Joe Nicholson-USA TODAY Sports

One, two, three, four, I declare Twitter war!  Sounds a bit childish, doesn’t it?  To a well-adjusted adult; without question.  But to the self-professed best corner in the NFL; a far-too-frequent response from the least confident, confident man I’ve seen in quite some time.

If I were “anyone,” Richard Sherman would already be sharpening his claws in preparation for an inevitable clash of words between two people with differing opinions.  I, of course, believe the All-Pro cornerback from Seattle wastes his time and tarnishes his own reputation with his infantile wars of words.  While he would almost certainly defend his rants as self-defense against haters unwilling to give him his due.  But I contend that confidence is the heightened belief in one’s self, undaunted by and in spite of the opinions of those around you.  And due to such, would contend that it’s the lack of the aforementioned that disables Sherman from not only tolerating differing opinions, but ignites his continual preemptive attacks on any notion alleged to paint he or his in a less-than-favorable light.

In recent months, the out-spoken Stanford alum has partaken in public debate with ESPN’s Skip Bayless, former Tampa and present-day New England star Darrelle Revis, Washington Redskins’ cornerback DeAngelo Hall, and free agent running back LeGarrette Blount.  The topic of those debates:  I’m the best, and how dare you question my superiority.

Oddly, it isn’t that Bayless, Blount, Hall, or Revis suggested Sherman isn’t great, it’s that they suggested someone could possibly be better, that got Richard frothing at the mouth.

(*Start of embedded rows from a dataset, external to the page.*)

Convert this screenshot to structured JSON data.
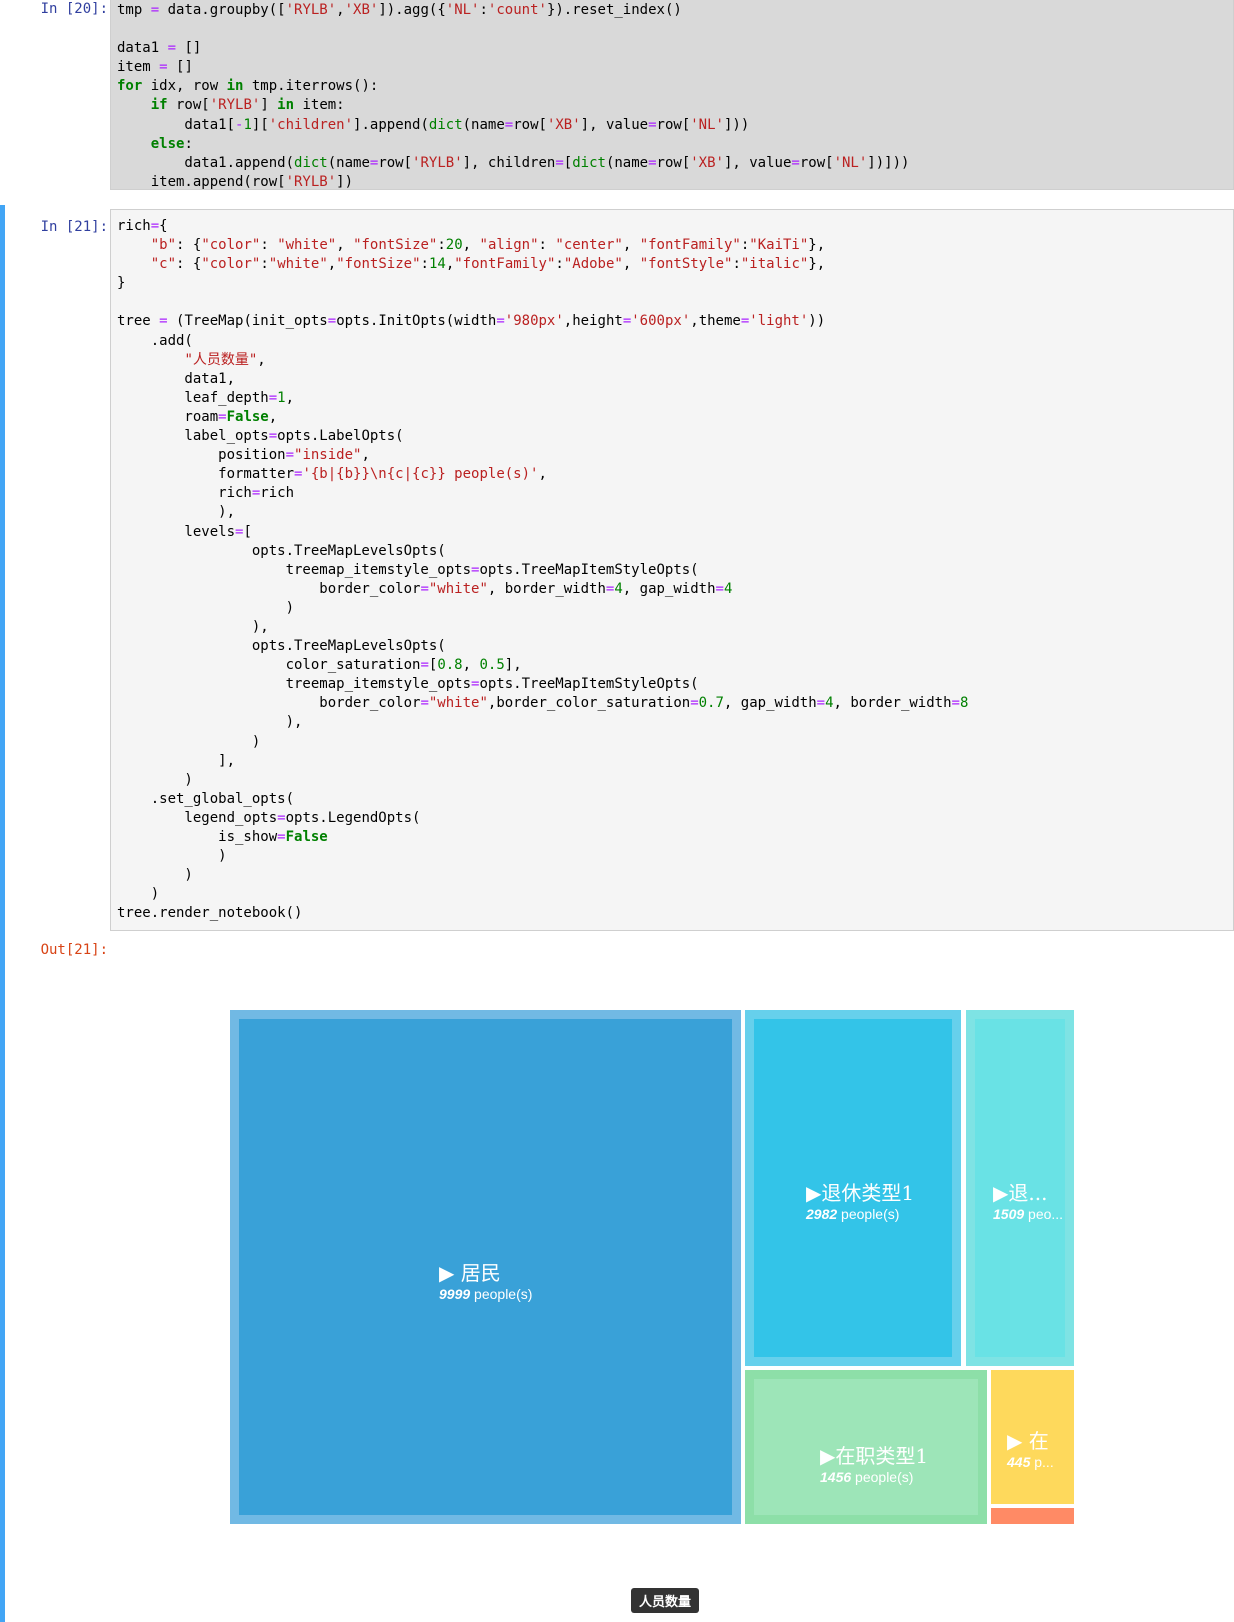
{
  "cell20": {
    "prompt": "In  [20]:",
    "lines": [
      "tmp = data.groupby(['RYLB','XB']).agg({'NL':'count'}).reset_index()",
      "",
      "data1 = []",
      "item = []",
      "for idx, row in tmp.iterrows():",
      "    if row['RYLB'] in item:",
      "        data1[-1]['children'].append(dict(name=row['XB'], value=row['NL']))",
      "    else:",
      "        data1.append(dict(name=row['RYLB'], children=[dict(name=row['XB'], value=row['NL'])]))",
      "    item.append(row['RYLB'])"
    ]
  },
  "cell21": {
    "prompt": "In  [21]:",
    "out_prompt": "Out[21]:",
    "lines": [
      "rich={",
      "    \"b\": {\"color\": \"white\", \"fontSize\":20, \"align\": \"center\", \"fontFamily\":\"KaiTi\"},",
      "    \"c\": {\"color\":\"white\",\"fontSize\":14,\"fontFamily\":\"Adobe\", \"fontStyle\":\"italic\"},",
      "}",
      "",
      "tree = (TreeMap(init_opts=opts.InitOpts(width='980px',height='600px',theme='light'))",
      "    .add(",
      "        \"人员数量\",",
      "        data1,",
      "        leaf_depth=1,",
      "        roam=False,",
      "        label_opts=opts.LabelOpts(",
      "            position=\"inside\",",
      "            formatter='{b|{b}}\\n{c|{c}} people(s)',",
      "            rich=rich",
      "            ),",
      "        levels=[",
      "                opts.TreeMapLevelsOpts(",
      "                    treemap_itemstyle_opts=opts.TreeMapItemStyleOpts(",
      "                        border_color=\"white\", border_width=4, gap_width=4",
      "                    )",
      "                ),",
      "                opts.TreeMapLevelsOpts(",
      "                    color_saturation=[0.8, 0.5],",
      "                    treemap_itemstyle_opts=opts.TreeMapItemStyleOpts(",
      "                        border_color=\"white\",border_color_saturation=0.7, gap_width=4, border_width=8",
      "                    ),",
      "                )",
      "            ],",
      "        )",
      "    .set_global_opts(",
      "        legend_opts=opts.LegendOpts(",
      "            is_show=False",
      "            )",
      "        )",
      "    )",
      "tree.render_notebook()"
    ]
  },
  "chart_data": {
    "type": "treemap",
    "series_name": "人员数量",
    "label_suffix": "people(s)",
    "nodes": [
      {
        "name": "居民",
        "label_name": "▶  居民",
        "value": 9999,
        "label_value": "9999",
        "color": "#39a1d8",
        "border": "#71b9e4"
      },
      {
        "name": "退休类型1",
        "label_name": "▶退休类型1",
        "value": 2982,
        "label_value": "2982",
        "color": "#33c4e8",
        "border": "#66d0ec"
      },
      {
        "name": "退...",
        "label_name": "▶退...",
        "value": 1509,
        "label_value": "1509",
        "value_suffix_shown": "peo...",
        "color": "#69e2e5",
        "border": "#7ee3e4"
      },
      {
        "name": "在职类型1",
        "label_name": "▶在职类型1",
        "value": 1456,
        "label_value": "1456",
        "color": "#9de5b8",
        "border": "#8ddfa8"
      },
      {
        "name": "在",
        "label_name": "▶ 在",
        "value": 445,
        "label_value": "445",
        "value_suffix_shown": "p...",
        "color": "#fed95c",
        "border": "#fed95c"
      },
      {
        "name": "",
        "label_name": "",
        "value": null,
        "label_value": "",
        "color": "#ff8a65",
        "border": "#ff8a65"
      }
    ]
  },
  "tooltip": "人员数量"
}
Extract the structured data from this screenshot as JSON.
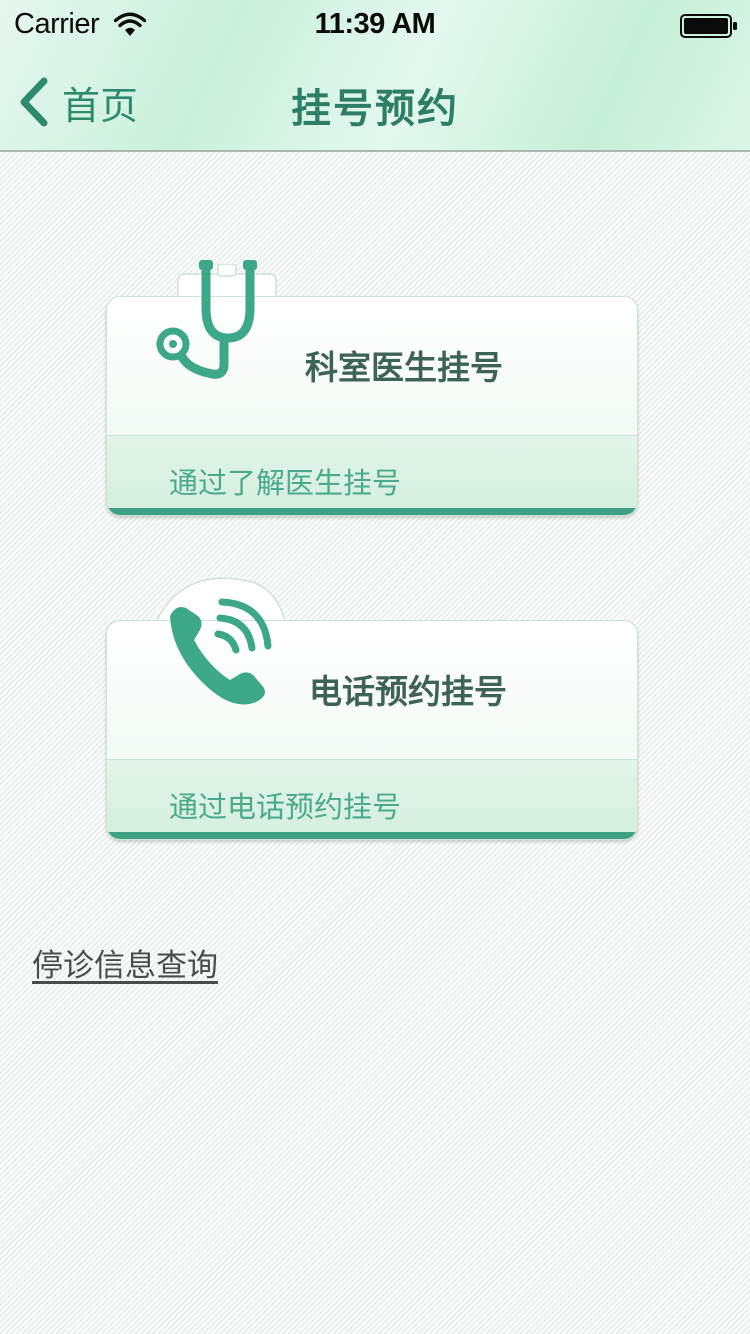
{
  "status_bar": {
    "carrier": "Carrier",
    "time": "11:39 AM"
  },
  "nav": {
    "back_label": "首页",
    "title": "挂号预约"
  },
  "cards": [
    {
      "title": "科室医生挂号",
      "subtitle": "通过了解医生挂号",
      "icon": "stethoscope-icon"
    },
    {
      "title": "电话预约挂号",
      "subtitle": "通过电话预约挂号",
      "icon": "phone-icon"
    }
  ],
  "links": {
    "stop_info": "停诊信息查询"
  },
  "colors": {
    "accent": "#2e8a6c",
    "card_stripe": "#3ea184",
    "header_bg": "#c9f0dd"
  }
}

Am I the only one who sees the irony in Sherman’s tizzy fit?  He spends the bulk of his time telling anyone who will listen; he’s the best, and what’s wrong with him saying so?  Yet, when anyone else dares to act similarly or question his demeanor regarding such, he goes Francis Sawyer from Stripes on us; launching into a tsunami of rhetoric, warning of impending doom for anyone in it or his way.

In the infamous words of Sergeant Hulka:  Lighten up, Francis.

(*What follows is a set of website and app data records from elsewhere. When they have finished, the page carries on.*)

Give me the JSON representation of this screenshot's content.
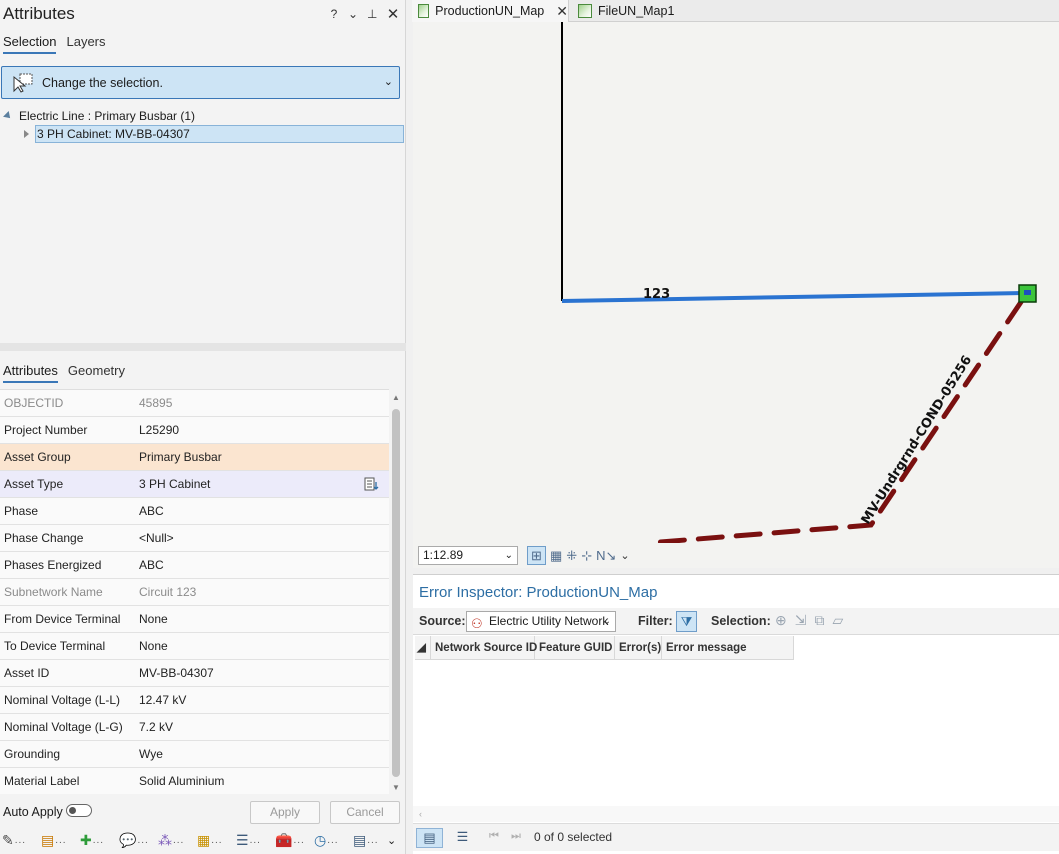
{
  "attributes_pane": {
    "title": "Attributes",
    "controls": {
      "help": "?",
      "menu": "⌄",
      "pin": "⊥",
      "close": "✕"
    },
    "tabs": [
      {
        "label": "Selection",
        "active": true
      },
      {
        "label": "Layers",
        "active": false
      }
    ],
    "selection_hint": "Change the selection.",
    "tree": {
      "group_label": "Electric Line : Primary Busbar (1)",
      "selected_item": "3 PH Cabinet: MV-BB-04307"
    },
    "detail_tabs": [
      {
        "label": "Attributes",
        "active": true
      },
      {
        "label": "Geometry",
        "active": false
      }
    ],
    "rows": [
      {
        "field": "OBJECTID",
        "value": "45895",
        "style": "dim"
      },
      {
        "field": "Project Number",
        "value": "L25290",
        "style": "normal"
      },
      {
        "field": "Asset Group",
        "value": "Primary Busbar",
        "style": "orange"
      },
      {
        "field": "Asset Type",
        "value": "3 PH Cabinet",
        "style": "purple"
      },
      {
        "field": "Phase",
        "value": "ABC",
        "style": "normal"
      },
      {
        "field": "Phase Change",
        "value": "<Null>",
        "style": "normal"
      },
      {
        "field": "Phases Energized",
        "value": "ABC",
        "style": "normal"
      },
      {
        "field": "Subnetwork Name",
        "value": "Circuit 123",
        "style": "dim"
      },
      {
        "field": "From Device Terminal",
        "value": "None",
        "style": "normal"
      },
      {
        "field": "To Device Terminal",
        "value": "None",
        "style": "normal"
      },
      {
        "field": "Asset ID",
        "value": "MV-BB-04307",
        "style": "normal"
      },
      {
        "field": "Nominal Voltage (L-L)",
        "value": "12.47 kV",
        "style": "normal"
      },
      {
        "field": "Nominal Voltage (L-G)",
        "value": "7.2 kV",
        "style": "normal"
      },
      {
        "field": "Grounding",
        "value": "Wye",
        "style": "normal"
      },
      {
        "field": "Material Label",
        "value": "Solid Aluminium",
        "style": "normal"
      }
    ],
    "auto_apply_label": "Auto Apply",
    "auto_apply_on": false,
    "apply_label": "Apply",
    "cancel_label": "Cancel"
  },
  "documents": {
    "tabs": [
      {
        "label": "ProductionUN_Map",
        "active": true
      },
      {
        "label": "FileUN_Map1",
        "active": false
      }
    ]
  },
  "map": {
    "line_label": "123",
    "conductor_label": "MV-Undrgrnd-COND-05256",
    "scale": "1:12.89",
    "colors": {
      "busbar": "#2a73d1",
      "conductor": "#7a1010",
      "device": "#3cc43c"
    }
  },
  "error_inspector": {
    "title": "Error Inspector: ProductionUN_Map",
    "source_label": "Source:",
    "source_value": "Electric Utility Network",
    "filter_label": "Filter:",
    "selection_label": "Selection:",
    "columns": [
      "Network Source ID",
      "Feature GUID",
      "Error(s)",
      "Error message"
    ],
    "rows": [],
    "status": "0 of 0 selected"
  }
}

Sherman is good.  In fact, he’s really good, there’s no debating that.  But it’s my contention that people who perform at the level that Sherman does, needn’t profess such skill, but rather allow their skill to do the talking for them.  I know, it’s a bit of an antiquated adage, but it in this day of divas like Terrell Owens, Floyd Mayweather, Cam Newton, and any of the other bevy of players anxious to sing their own praises, humility goes a long ways towards garnering the type of respect today’s high-profile athletes seem so desperate to command.

If you don’t want attention, Richard, quit asking for it.  Don’t go on First Take and attack Skip Bayless’ personal and professional shortcomings.  If you don’t want people diminishing your level of expertise by way of a comparison of their own, or others’ skills; quit telling anyone who will listen yours are unmatched.  And if you want to be appreciated as the best player at your position; keep doing what you’re doing on the field, and leave the off-the-field nonsense to the guys without the heightened intelligence to understand its detriment. And that’s what’s so disappointing about Seattle’s #25:  He’s smart enough to know that acting the way he does, he’s drawing attention to his antics, while simultaneously misdirecting the attention from the very thing he’s so desperate for people to acknowledge:  His talent.

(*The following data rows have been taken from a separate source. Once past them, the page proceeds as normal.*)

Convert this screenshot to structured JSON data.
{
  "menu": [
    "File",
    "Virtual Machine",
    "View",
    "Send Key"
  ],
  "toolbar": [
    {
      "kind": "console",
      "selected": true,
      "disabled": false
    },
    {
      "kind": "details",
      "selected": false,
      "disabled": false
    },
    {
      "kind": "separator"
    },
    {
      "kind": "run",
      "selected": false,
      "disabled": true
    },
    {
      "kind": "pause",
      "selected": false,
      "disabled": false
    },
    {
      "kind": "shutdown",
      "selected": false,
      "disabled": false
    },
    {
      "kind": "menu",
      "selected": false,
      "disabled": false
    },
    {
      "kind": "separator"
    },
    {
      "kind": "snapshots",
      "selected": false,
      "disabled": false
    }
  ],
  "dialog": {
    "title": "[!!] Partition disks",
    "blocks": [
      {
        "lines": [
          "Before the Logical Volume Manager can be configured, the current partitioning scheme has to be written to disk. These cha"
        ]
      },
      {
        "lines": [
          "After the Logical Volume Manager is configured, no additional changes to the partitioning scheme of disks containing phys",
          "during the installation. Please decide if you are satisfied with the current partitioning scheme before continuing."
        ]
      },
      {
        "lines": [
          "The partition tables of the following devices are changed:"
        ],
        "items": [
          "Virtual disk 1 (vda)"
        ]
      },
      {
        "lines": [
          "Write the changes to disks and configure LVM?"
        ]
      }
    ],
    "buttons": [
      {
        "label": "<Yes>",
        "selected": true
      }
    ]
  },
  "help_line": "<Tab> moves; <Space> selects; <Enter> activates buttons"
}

Richard Sherman is a smart guy.  Richard Sherman by all accounts is a great teammate.  And Richard Sherman is undoubtedly a great football player worthy of the level of attention he should be getting, but is depriving himself via his hypersensitive and over defensive attitude regarding others.  And it shouldn’t be that way.  I should be talking about his great play en route to Seattle’s first Super Bowl Championship, his second consecutive first team All Pro selection, and his league leading eight interceptions last season, but I’m not, and it isn’t LeGarrette Blount’s, Darrelle Revis’, DeAngelo Hall’s, or even Skip Bayless’ fault.  It’s Richard’s…and that’s a lesson I hope he learns.